Facebook’s got us. They pulled us in, and now we can’t quit.

Except, we can quit.

We pulled our money out of banks that financed the Dakota Access Pipeline. We stopped eating at Chick-fil-A. Maybe we didn’t buy tickets to the next Coachella.

These are choices, deliberate actions. That same sort of choices that Facebook made in conference rooms to lock you into their system.

You don’t need Facebook, they need you.

 

We’re Renting Space at the Food Court on Social Media

This article at Wired (‘It’s the (Democracy-Poisoning) Golden Age of Free Speech‘) hits on two areas that I’ve been thinking about a lot.

There are, moreover, no nutritional labels in this cafeteria. For Facebook, YouTube, and Twitter, all speech—whether it’s a breaking news story, a saccharine animal video, an anti-Semitic meme, or a clever advertisement for razors—is but “content,” each post just another slice of pie on the carousel.

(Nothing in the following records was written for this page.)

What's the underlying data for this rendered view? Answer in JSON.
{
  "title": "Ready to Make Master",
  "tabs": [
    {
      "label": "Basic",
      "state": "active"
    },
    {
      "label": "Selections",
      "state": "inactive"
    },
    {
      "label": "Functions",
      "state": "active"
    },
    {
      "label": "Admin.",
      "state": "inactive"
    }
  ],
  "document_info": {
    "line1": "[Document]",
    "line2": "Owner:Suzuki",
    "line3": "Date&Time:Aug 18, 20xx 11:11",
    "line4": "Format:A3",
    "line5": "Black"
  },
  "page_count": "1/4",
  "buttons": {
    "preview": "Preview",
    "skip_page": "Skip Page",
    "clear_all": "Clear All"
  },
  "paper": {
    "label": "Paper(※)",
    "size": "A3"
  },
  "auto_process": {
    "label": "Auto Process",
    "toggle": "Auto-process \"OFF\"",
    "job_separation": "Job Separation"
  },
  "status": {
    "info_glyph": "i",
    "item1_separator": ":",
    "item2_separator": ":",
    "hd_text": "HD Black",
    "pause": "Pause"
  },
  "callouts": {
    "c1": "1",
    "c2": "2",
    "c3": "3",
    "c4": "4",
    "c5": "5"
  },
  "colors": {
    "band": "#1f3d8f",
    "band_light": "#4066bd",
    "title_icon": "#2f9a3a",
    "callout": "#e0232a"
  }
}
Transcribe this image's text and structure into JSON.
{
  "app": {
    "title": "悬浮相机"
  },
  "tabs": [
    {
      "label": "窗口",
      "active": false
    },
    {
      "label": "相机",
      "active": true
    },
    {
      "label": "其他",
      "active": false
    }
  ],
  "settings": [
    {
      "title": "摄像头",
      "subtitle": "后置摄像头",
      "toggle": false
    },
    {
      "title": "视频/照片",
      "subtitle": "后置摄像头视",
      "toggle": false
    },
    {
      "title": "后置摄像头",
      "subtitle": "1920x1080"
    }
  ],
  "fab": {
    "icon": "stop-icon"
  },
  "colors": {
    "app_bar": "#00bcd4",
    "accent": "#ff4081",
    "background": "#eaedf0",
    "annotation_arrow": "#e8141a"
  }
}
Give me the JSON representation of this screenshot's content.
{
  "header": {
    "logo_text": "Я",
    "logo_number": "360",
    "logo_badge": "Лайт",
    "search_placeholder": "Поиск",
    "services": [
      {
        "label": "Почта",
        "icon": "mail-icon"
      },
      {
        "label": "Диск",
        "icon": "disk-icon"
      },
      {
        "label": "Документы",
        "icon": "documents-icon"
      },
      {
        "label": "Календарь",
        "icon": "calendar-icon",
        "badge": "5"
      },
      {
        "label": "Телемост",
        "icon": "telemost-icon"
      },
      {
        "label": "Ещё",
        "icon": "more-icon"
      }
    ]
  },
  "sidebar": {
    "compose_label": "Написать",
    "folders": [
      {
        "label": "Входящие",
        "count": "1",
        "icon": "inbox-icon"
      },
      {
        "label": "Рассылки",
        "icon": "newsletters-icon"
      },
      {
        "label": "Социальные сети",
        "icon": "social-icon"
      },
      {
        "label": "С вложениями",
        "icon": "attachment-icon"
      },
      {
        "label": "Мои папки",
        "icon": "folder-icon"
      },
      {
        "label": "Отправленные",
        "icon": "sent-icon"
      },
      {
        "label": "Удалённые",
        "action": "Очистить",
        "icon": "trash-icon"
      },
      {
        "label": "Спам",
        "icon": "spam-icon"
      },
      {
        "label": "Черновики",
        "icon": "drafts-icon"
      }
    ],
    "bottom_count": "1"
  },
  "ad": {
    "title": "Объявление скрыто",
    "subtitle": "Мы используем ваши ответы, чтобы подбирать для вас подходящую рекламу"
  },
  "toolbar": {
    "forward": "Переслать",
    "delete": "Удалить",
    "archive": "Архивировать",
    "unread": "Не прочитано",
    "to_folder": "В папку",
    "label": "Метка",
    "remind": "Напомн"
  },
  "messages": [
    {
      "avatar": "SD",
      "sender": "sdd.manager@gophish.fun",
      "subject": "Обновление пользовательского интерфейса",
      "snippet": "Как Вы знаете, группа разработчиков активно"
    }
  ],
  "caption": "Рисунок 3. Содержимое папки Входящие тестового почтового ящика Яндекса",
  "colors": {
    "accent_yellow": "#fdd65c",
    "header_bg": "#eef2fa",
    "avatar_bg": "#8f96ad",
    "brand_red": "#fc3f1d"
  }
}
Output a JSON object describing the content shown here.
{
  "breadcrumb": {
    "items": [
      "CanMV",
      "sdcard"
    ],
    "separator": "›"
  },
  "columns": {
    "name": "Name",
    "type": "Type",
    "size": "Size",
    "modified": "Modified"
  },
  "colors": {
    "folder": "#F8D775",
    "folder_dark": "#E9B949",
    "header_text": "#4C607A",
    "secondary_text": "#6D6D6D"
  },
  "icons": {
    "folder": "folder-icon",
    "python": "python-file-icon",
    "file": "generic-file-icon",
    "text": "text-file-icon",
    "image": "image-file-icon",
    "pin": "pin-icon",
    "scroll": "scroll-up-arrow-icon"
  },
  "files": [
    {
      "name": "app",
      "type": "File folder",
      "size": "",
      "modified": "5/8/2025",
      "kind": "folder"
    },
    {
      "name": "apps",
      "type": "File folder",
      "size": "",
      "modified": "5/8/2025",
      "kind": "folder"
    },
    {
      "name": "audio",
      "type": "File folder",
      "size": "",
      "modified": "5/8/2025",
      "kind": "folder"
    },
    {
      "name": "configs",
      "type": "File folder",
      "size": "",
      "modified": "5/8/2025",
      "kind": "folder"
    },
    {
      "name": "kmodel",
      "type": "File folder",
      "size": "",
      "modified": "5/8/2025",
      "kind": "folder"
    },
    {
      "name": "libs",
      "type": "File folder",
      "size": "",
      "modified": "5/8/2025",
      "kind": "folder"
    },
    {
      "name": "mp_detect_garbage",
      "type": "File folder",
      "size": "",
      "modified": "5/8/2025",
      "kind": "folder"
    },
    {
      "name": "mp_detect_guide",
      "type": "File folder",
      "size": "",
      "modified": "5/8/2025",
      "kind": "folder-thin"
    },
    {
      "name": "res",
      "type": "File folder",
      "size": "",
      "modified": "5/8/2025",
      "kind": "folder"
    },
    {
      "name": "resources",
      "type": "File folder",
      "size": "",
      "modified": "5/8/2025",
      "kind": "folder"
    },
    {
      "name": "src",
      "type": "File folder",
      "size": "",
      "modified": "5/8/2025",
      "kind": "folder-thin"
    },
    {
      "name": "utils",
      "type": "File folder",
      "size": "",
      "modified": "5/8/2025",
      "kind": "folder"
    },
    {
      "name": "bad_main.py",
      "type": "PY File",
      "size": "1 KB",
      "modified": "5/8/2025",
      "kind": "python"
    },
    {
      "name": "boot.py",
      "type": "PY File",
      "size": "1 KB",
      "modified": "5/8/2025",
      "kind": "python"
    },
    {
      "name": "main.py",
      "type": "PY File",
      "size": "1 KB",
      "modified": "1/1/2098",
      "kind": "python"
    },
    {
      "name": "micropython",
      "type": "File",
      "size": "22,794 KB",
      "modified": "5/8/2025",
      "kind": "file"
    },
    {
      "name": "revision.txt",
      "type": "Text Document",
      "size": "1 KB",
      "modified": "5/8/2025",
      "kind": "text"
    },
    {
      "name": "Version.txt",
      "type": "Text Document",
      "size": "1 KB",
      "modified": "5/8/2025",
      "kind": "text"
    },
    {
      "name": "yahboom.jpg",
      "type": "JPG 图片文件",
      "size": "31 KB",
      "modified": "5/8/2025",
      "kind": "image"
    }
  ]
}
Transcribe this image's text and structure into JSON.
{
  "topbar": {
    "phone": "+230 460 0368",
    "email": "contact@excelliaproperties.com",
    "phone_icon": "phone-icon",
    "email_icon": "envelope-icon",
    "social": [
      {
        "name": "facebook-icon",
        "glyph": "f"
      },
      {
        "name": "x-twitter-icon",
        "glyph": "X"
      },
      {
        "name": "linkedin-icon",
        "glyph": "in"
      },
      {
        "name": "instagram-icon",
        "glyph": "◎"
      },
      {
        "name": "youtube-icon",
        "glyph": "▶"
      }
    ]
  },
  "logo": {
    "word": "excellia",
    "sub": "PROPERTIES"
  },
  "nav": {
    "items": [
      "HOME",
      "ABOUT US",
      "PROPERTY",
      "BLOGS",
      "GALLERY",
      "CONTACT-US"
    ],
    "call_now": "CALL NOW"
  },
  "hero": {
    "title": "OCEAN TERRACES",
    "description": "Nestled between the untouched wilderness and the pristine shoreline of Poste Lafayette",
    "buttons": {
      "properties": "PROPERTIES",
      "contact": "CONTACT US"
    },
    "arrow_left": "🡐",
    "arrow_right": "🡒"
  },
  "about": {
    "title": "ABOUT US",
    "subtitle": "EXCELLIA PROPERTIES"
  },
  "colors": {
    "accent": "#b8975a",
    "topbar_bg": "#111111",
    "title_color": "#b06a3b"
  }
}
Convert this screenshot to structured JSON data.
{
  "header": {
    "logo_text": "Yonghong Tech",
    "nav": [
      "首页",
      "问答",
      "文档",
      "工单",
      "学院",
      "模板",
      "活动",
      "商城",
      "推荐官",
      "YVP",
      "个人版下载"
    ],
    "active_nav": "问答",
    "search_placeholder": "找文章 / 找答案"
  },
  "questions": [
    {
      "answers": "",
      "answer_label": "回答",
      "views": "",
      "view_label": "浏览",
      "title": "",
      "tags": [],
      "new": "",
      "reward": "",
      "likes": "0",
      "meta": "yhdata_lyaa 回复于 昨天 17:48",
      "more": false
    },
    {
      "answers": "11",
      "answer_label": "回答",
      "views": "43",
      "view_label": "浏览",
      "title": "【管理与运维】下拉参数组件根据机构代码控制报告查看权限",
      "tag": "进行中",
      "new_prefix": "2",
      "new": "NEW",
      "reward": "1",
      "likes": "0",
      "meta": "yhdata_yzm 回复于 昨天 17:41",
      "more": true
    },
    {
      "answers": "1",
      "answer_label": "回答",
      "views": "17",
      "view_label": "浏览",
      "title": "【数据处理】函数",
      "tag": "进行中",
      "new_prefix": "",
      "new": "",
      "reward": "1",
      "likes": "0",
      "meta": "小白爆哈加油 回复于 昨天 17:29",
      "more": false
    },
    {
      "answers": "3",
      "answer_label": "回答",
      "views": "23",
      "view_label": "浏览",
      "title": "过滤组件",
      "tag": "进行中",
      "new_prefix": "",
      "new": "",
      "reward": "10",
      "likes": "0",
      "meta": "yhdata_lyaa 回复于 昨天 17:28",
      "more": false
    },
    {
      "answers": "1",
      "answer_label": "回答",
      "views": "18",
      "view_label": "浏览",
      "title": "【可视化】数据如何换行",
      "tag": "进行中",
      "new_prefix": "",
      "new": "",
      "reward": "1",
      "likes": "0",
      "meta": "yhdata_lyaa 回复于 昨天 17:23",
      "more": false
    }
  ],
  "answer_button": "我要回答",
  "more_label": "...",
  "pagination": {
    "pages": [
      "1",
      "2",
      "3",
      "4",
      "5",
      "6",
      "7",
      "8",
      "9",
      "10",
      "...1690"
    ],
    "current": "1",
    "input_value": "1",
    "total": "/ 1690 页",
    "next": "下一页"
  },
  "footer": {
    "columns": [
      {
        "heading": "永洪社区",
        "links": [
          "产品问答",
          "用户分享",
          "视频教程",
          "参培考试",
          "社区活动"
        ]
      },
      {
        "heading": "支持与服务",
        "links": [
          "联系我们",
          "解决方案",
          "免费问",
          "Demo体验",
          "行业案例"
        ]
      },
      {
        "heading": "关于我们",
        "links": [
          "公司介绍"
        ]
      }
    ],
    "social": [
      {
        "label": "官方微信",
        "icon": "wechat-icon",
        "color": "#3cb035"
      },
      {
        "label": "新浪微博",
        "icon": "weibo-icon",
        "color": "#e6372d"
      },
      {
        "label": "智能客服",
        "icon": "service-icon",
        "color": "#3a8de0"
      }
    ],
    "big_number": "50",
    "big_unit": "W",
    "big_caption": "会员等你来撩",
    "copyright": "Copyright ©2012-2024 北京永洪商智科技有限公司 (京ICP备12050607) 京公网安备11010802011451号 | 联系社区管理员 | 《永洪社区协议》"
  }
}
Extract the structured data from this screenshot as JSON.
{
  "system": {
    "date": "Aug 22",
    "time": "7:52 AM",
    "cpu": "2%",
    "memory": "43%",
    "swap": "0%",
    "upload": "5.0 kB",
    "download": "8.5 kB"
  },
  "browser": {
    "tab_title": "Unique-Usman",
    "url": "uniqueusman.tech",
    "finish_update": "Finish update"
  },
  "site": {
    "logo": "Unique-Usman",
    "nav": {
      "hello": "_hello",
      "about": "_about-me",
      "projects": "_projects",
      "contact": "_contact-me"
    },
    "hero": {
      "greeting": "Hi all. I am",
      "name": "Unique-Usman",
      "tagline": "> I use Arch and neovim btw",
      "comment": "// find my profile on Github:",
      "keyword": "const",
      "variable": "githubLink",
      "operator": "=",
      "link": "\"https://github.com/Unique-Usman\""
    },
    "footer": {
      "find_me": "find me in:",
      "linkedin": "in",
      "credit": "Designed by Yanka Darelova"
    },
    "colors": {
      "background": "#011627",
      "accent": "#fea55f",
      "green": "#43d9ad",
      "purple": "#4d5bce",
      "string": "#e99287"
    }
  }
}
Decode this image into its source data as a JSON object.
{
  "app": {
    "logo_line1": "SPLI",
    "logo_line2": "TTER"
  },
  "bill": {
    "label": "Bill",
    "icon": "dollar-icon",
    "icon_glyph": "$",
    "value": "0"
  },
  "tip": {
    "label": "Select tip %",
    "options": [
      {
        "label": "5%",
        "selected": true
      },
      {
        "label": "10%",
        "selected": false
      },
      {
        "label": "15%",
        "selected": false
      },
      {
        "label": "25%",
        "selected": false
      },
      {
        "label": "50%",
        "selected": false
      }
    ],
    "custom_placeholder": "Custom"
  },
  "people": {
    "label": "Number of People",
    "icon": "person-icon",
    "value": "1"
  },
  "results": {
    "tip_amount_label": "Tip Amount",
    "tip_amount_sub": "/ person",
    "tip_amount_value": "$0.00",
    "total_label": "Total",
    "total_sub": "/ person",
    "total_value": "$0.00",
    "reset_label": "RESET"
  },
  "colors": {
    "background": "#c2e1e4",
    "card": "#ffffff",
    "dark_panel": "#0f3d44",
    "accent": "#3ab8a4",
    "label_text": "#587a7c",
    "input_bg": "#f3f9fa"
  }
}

A personal post looks almost the same as an ad, which looks very similar to a New York Times article, which has much the same visual feel as a fake newspaper created in an afternoon.

VISIT US AT THE UNSAFE FOODCOURT!

As a white male on Twitter I can expect to not be harassed, doxed, or threatened. So I’m not worried when I visit the social media food court.

I can walk in and not be cat called. No one will question my knowledge of the band shirt I’m wearing. No one will stare at me as if I don’t belong.

Promoting my wares on a website that does little to address its harassment and nazi and racist problem makes it hard for me to reach the very people I love. I am effectively hanging out at the ‘Make The Food Court Great Again’ food court, and wondering why most of my customers all look like me.

OUR STUFF LOOKS JUST LIKE RACIST GARBAGE!

The words on social media look the same, whether you’re a humble dad in Nebraska or a Holocaust denying politician in the deep south. And either can be faked, because the playing field is leveled.

SO NOW WHAT?

We dust off our websites. Clean ’em up a bit. Get rid of any nasty 3rd party ad tracking. Get rid of comments (since anyone can appear and dirty up the place). We treat our space like our own little cafe.

We won’t have the same foot traffic like a the mall (not yet), but the people who do show up are signaling that they want what we have. I know, losing that 2000+ followers is a bummer, but remember you’re probably only reaching 10% on a given day anyway.

The Afterthought

Posting five times a day in 2003 was a thing, but if I posted 10 times, I would double my traffic. And that meant with good CPMs I could make more money. And we all did it. Post 10 times? Let’s post 12 times. Oh, a run of the mill “band announces tour date” press release? Gimmie it, I’ll post it! It was the rush to get stuff – any stuff – posted.

The afterthought was people.

Fast forward to 2008 or so, I was working at AOL Music, as editor of Noise Creep. We got a directive to post as much as we could to fill up the search engines. We were publishing 20+ posts a day. Each post was an excuse to share the link on Facebook and Twitter, too. More posts, more social media, more traffic, more money.

The afterthought here was people.

No wonder I burned out and hated music and bombed an interview with Google Music (yep.)

This was websites, and media outlets, but now I see it with bands, brands, labels, anyone with something to talk about. Tweet all day, around the clock. Posting photos all day to Instagram isn’t enough, so here’s some live fucking video of me in between the time I’m posting photos on Instagram.

The afterthought here is people.

Did our fans gain more hours in the day? Nope. Just because we all have super computers in our pockets doesn’t mean we should all be filling eyeballs and ear holes with content (and SquareSpace ads).

This’ll change. Content marketing is now color by numbers. There’s a map. And when there’s a map, it becomes less valuable because anyone can follow a map (go read Seth Godin’s ‘Linchpin’).

All of this daily, 24/7 publishing machinery is for the money. The clicks, the downloads, the listens – it’s because the more you publish the more you can sell advertising – until everyone checks the fuck out.

The afterthought here is people, and it’s going to change whether your precious little brand is ready or not.